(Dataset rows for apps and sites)

# # # #

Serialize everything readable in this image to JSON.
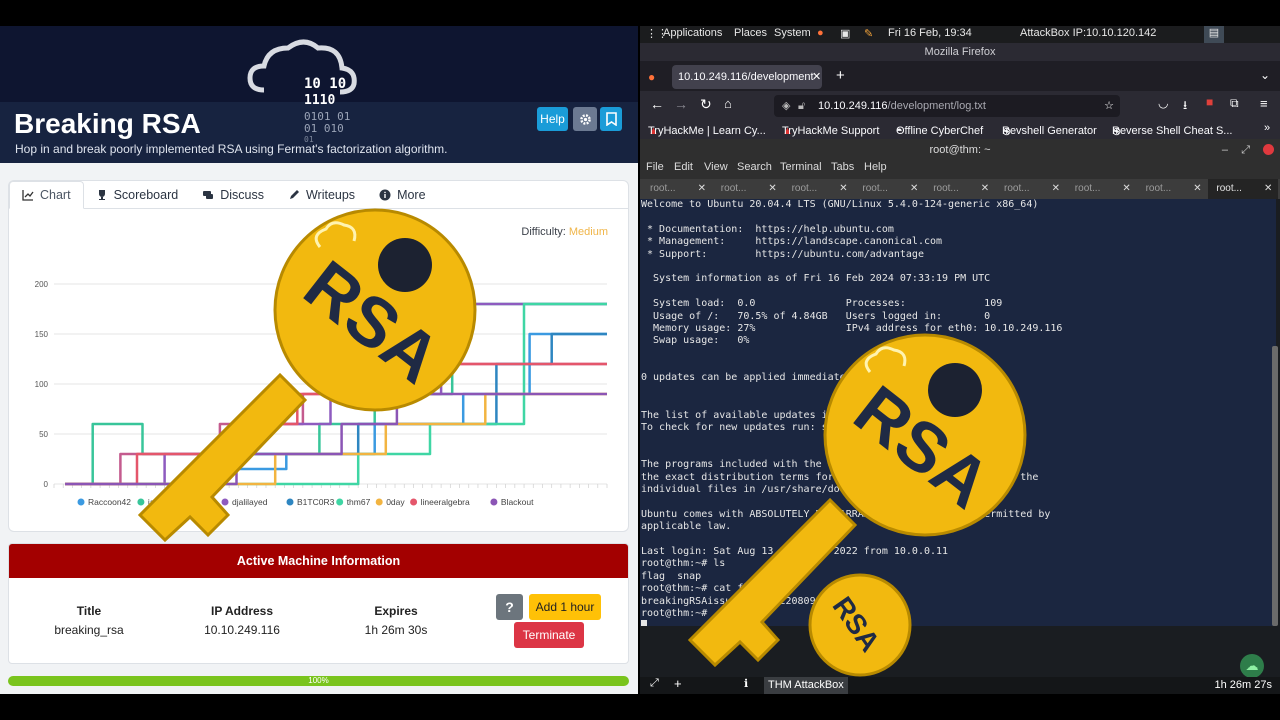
{
  "room": {
    "title": "Breaking RSA",
    "subtitle": "Hop in and break poorly implemented RSA using Fermat's factorization algorithm.",
    "help_label": "Help",
    "cloud_art_text": [
      "10 10",
      "1110",
      "0101 01",
      "01  010",
      "01"
    ],
    "tabs": [
      {
        "label": "Chart",
        "icon": "chart-icon"
      },
      {
        "label": "Scoreboard",
        "icon": "trophy-icon"
      },
      {
        "label": "Discuss",
        "icon": "comments-icon"
      },
      {
        "label": "Writeups",
        "icon": "pen-icon"
      },
      {
        "label": "More",
        "icon": "info-icon"
      }
    ],
    "difficulty_label": "Difficulty:",
    "difficulty_value": "Medium",
    "difficulty_color": "#f0b548",
    "machine": {
      "header": "Active Machine Information",
      "title_label": "Title",
      "title_value": "breaking_rsa",
      "ip_label": "IP Address",
      "ip_value": "10.10.249.116",
      "expires_label": "Expires",
      "expires_value": "1h 26m 30s",
      "help_label": "?",
      "add_label": "Add 1 hour",
      "terminate_label": "Terminate"
    },
    "progress": {
      "label": "100%",
      "value": 100
    }
  },
  "chart_data": {
    "type": "line",
    "ylim": [
      0,
      200
    ],
    "yticks": [
      "200",
      "150",
      "100",
      "50",
      "0"
    ],
    "series": [
      {
        "name": "Raccoon42",
        "color": "#3b9ae1",
        "steps": [
          [
            0.02,
            0
          ],
          [
            0.24,
            0
          ],
          [
            0.24,
            15
          ],
          [
            0.42,
            15
          ],
          [
            0.42,
            30
          ],
          [
            0.58,
            30
          ],
          [
            0.58,
            60
          ],
          [
            0.74,
            60
          ],
          [
            0.74,
            90
          ],
          [
            0.86,
            90
          ],
          [
            0.86,
            150
          ],
          [
            1,
            150
          ]
        ]
      },
      {
        "name": "jaxafed",
        "color": "#38c59a",
        "steps": [
          [
            0.02,
            0
          ],
          [
            0.07,
            0
          ],
          [
            0.07,
            60
          ],
          [
            0.16,
            60
          ],
          [
            0.16,
            30
          ],
          [
            0.48,
            30
          ],
          [
            0.48,
            60
          ],
          [
            0.58,
            60
          ],
          [
            0.58,
            90
          ],
          [
            0.72,
            90
          ],
          [
            0.72,
            180
          ],
          [
            1,
            180
          ]
        ]
      },
      {
        "name": "xb0b",
        "color": "#c45b8e",
        "steps": [
          [
            0.02,
            0
          ],
          [
            0.12,
            0
          ],
          [
            0.12,
            30
          ],
          [
            0.3,
            30
          ],
          [
            0.3,
            60
          ],
          [
            0.45,
            60
          ],
          [
            0.45,
            90
          ],
          [
            0.6,
            90
          ],
          [
            0.6,
            120
          ],
          [
            1,
            120
          ]
        ]
      },
      {
        "name": "djalilayed",
        "color": "#8e5bbf",
        "steps": [
          [
            0.02,
            0
          ],
          [
            0.2,
            0
          ],
          [
            0.2,
            30
          ],
          [
            0.34,
            30
          ],
          [
            0.34,
            60
          ],
          [
            0.5,
            60
          ],
          [
            0.5,
            90
          ],
          [
            0.7,
            90
          ],
          [
            0.7,
            180
          ],
          [
            1,
            180
          ]
        ]
      },
      {
        "name": "B1TC0R3",
        "color": "#2e86c1",
        "steps": [
          [
            0.02,
            0
          ],
          [
            0.28,
            0
          ],
          [
            0.28,
            30
          ],
          [
            0.55,
            30
          ],
          [
            0.55,
            60
          ],
          [
            0.8,
            60
          ],
          [
            0.8,
            120
          ],
          [
            0.9,
            120
          ],
          [
            0.9,
            150
          ],
          [
            1,
            150
          ]
        ]
      },
      {
        "name": "thm67",
        "color": "#3fd6a4",
        "steps": [
          [
            0.02,
            0
          ],
          [
            0.55,
            0
          ],
          [
            0.55,
            30
          ],
          [
            0.68,
            30
          ],
          [
            0.68,
            60
          ],
          [
            0.85,
            60
          ],
          [
            0.85,
            180
          ],
          [
            1,
            180
          ]
        ]
      },
      {
        "name": "0day",
        "color": "#f2b441",
        "steps": [
          [
            0.02,
            0
          ],
          [
            0.4,
            0
          ],
          [
            0.4,
            30
          ],
          [
            0.6,
            30
          ],
          [
            0.6,
            60
          ],
          [
            0.78,
            60
          ],
          [
            0.78,
            90
          ],
          [
            1,
            90
          ]
        ]
      },
      {
        "name": "lineeralgebra",
        "color": "#e4566b",
        "steps": [
          [
            0.02,
            0
          ],
          [
            0.15,
            0
          ],
          [
            0.15,
            30
          ],
          [
            0.35,
            30
          ],
          [
            0.35,
            60
          ],
          [
            0.44,
            60
          ],
          [
            0.44,
            90
          ],
          [
            0.66,
            90
          ],
          [
            0.66,
            120
          ],
          [
            1,
            120
          ]
        ]
      },
      {
        "name": "Blackout",
        "color": "#8b55b5",
        "steps": [
          [
            0.02,
            0
          ],
          [
            0.33,
            0
          ],
          [
            0.33,
            30
          ],
          [
            0.52,
            30
          ],
          [
            0.52,
            60
          ],
          [
            0.62,
            60
          ],
          [
            0.62,
            90
          ],
          [
            1,
            90
          ]
        ]
      }
    ]
  },
  "desktop": {
    "menu": [
      "Applications",
      "Places",
      "System"
    ],
    "clock": "Fri 16 Feb, 19:34",
    "attackbox_ip": "AttackBox IP:10.10.120.142",
    "window_title": "Mozilla Firefox",
    "tab_title": "10.10.249.116/development",
    "url_host": "10.10.249.116",
    "url_path": "/development/log.txt",
    "bookmarks": [
      "TryHackMe | Learn Cy...",
      "TryHackMe Support",
      "Offline CyberChef",
      "Revshell Generator",
      "Reverse Shell Cheat S..."
    ],
    "terminal_title": "root@thm: ~",
    "terminal_menu": [
      "File",
      "Edit",
      "View",
      "Search",
      "Terminal",
      "Tabs",
      "Help"
    ],
    "terminal_tabs": [
      "root...",
      "root...",
      "root...",
      "root...",
      "root...",
      "root...",
      "root...",
      "root...",
      "root..."
    ],
    "terminal_lines": [
      "Welcome to Ubuntu 20.04.4 LTS (GNU/Linux 5.4.0-124-generic x86_64)",
      "",
      " * Documentation:  https://help.ubuntu.com",
      " * Management:     https://landscape.canonical.com",
      " * Support:        https://ubuntu.com/advantage",
      "",
      "  System information as of Fri 16 Feb 2024 07:33:19 PM UTC",
      "",
      "  System load:  0.0               Processes:             109",
      "  Usage of /:   70.5% of 4.84GB   Users logged in:       0",
      "  Memory usage: 27%               IPv4 address for eth0: 10.10.249.116",
      "  Swap usage:   0%",
      "",
      "",
      "0 updates can be applied immediately.",
      "",
      "",
      "The list of available updates is more than a week old.",
      "To check for new updates run: sudo apt update",
      "",
      "",
      "The programs included with the Ubuntu system are free software;",
      "the exact distribution terms for each program are described in the",
      "individual files in /usr/share/doc/*/copyright.",
      "",
      "Ubuntu comes with ABSOLUTELY NO WARRANTY, to the extent permitted by",
      "applicable law.",
      "",
      "Last login: Sat Aug 13 11:47:12 2022 from 10.0.0.11",
      "root@thm:~# ls",
      "flag  snap",
      "root@thm:~# cat flag",
      "breakingRSAissuperfun20220809134031",
      "root@thm:~# "
    ],
    "taskbar_label": "THM AttackBox",
    "taskbar_time": "1h 26m 27s"
  },
  "overlay": {
    "key_text": "RSA",
    "key_color": "#f2b90f",
    "text_color": "#1f2a44"
  }
}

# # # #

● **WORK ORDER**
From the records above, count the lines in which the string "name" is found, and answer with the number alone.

● **WRITTEN ANSWER**
9